→ Aim of the exercise
Show each line from the records below in which the word "JSON" occurs.
┌──
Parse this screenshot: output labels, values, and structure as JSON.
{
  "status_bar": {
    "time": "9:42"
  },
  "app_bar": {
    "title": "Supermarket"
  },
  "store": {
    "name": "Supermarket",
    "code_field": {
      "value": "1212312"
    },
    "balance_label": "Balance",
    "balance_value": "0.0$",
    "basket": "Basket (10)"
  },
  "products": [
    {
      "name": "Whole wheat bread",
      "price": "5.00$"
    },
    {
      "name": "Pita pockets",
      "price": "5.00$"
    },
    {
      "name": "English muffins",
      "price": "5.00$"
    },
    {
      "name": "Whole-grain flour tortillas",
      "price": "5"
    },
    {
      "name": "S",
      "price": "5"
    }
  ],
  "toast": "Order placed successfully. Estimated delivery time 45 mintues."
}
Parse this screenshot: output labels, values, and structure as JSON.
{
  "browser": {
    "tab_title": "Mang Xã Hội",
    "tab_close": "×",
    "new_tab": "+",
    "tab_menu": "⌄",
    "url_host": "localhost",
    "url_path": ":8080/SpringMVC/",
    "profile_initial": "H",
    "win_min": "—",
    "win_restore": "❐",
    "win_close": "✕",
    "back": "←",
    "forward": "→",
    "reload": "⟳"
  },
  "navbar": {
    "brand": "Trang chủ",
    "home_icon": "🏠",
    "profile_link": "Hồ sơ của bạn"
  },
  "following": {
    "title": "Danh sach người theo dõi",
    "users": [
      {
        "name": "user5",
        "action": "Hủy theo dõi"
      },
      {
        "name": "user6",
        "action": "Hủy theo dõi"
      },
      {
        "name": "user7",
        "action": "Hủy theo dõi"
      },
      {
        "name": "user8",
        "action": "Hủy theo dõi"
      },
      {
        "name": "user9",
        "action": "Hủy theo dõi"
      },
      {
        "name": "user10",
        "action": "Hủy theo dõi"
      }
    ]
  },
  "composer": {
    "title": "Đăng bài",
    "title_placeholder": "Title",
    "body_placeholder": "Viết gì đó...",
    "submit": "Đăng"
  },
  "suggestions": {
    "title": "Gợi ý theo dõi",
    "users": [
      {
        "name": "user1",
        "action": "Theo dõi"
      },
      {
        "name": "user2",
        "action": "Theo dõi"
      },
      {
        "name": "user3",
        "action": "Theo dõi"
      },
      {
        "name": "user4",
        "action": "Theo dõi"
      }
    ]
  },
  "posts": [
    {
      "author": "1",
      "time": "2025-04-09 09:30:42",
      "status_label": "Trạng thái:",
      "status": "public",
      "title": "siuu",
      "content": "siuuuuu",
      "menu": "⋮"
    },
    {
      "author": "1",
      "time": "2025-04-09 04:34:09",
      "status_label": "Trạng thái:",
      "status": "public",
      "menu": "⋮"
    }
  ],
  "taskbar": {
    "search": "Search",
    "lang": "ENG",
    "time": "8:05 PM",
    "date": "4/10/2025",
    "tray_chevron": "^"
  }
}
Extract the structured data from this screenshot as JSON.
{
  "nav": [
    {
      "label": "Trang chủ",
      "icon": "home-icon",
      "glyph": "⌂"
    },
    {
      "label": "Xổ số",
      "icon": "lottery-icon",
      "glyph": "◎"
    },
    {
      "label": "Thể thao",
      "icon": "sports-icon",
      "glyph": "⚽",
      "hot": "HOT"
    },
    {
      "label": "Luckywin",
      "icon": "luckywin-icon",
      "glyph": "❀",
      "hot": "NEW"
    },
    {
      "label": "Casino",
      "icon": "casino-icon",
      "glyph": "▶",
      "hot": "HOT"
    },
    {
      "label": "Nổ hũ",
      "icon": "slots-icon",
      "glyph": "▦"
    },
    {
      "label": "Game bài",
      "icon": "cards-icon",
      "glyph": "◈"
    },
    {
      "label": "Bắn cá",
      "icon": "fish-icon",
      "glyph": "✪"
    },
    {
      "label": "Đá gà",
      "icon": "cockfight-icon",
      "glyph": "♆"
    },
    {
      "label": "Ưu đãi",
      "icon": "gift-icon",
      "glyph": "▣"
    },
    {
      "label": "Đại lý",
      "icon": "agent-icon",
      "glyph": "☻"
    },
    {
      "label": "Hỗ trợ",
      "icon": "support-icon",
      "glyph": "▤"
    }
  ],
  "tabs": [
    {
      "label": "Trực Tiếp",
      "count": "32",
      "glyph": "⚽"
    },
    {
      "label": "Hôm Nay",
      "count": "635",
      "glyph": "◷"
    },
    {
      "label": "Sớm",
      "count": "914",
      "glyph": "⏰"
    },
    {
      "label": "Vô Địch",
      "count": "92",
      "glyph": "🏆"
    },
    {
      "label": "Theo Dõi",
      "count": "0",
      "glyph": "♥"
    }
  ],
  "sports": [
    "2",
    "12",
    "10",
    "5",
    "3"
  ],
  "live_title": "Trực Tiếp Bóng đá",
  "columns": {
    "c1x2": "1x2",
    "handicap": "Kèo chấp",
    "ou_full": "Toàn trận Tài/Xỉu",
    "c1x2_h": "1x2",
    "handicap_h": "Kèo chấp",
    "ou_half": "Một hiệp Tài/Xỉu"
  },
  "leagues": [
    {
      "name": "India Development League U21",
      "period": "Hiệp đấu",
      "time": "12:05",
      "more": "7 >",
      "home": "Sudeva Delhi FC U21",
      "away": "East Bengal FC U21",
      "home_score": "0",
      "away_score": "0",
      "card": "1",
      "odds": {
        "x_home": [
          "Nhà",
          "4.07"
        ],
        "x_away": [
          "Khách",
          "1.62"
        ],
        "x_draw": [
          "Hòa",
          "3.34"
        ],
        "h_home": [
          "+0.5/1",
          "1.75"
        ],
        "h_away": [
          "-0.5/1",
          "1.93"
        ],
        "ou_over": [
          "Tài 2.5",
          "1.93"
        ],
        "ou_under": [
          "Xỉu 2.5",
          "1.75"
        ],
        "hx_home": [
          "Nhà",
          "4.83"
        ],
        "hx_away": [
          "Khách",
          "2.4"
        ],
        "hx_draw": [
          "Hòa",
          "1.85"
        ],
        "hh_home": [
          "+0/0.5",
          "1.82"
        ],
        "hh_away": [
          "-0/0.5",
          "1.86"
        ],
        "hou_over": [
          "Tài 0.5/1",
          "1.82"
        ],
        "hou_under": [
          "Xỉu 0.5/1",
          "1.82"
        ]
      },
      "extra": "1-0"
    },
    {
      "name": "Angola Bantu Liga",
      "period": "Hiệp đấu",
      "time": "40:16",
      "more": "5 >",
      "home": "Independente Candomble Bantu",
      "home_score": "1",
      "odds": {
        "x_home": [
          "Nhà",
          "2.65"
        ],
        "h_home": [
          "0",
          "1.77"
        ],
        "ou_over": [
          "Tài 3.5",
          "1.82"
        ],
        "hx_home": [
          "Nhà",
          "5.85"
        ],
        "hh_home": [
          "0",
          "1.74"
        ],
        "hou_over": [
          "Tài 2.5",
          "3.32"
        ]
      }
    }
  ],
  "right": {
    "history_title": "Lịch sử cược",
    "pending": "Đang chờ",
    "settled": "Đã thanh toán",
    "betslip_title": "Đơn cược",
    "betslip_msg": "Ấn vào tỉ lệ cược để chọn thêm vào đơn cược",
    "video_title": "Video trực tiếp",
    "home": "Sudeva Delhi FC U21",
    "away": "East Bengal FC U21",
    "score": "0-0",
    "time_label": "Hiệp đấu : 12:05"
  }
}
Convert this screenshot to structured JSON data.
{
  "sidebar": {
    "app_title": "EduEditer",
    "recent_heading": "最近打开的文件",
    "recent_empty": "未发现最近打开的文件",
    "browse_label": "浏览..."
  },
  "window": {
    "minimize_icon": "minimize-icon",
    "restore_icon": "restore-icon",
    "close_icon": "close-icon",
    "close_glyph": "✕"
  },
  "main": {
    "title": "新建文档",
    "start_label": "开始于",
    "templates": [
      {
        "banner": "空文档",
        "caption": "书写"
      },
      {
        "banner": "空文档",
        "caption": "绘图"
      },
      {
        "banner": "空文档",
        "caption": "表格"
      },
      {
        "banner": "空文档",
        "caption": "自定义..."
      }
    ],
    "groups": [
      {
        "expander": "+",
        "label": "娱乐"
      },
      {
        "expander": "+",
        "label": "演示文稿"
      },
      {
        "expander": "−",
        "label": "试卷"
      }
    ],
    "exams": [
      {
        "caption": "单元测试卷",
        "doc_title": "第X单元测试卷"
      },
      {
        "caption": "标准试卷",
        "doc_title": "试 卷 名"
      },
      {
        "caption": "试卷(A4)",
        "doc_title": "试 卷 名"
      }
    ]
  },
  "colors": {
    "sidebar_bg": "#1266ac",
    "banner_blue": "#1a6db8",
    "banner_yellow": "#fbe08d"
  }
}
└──
→ Response for this exercise
Parse this screenshot: output labels, values, and structure as JSON.
Parse this screenshot: output labels, values, and structure as JSON.
Extract the structured data from this screenshot as JSON.
Convert this screenshot to structured JSON data.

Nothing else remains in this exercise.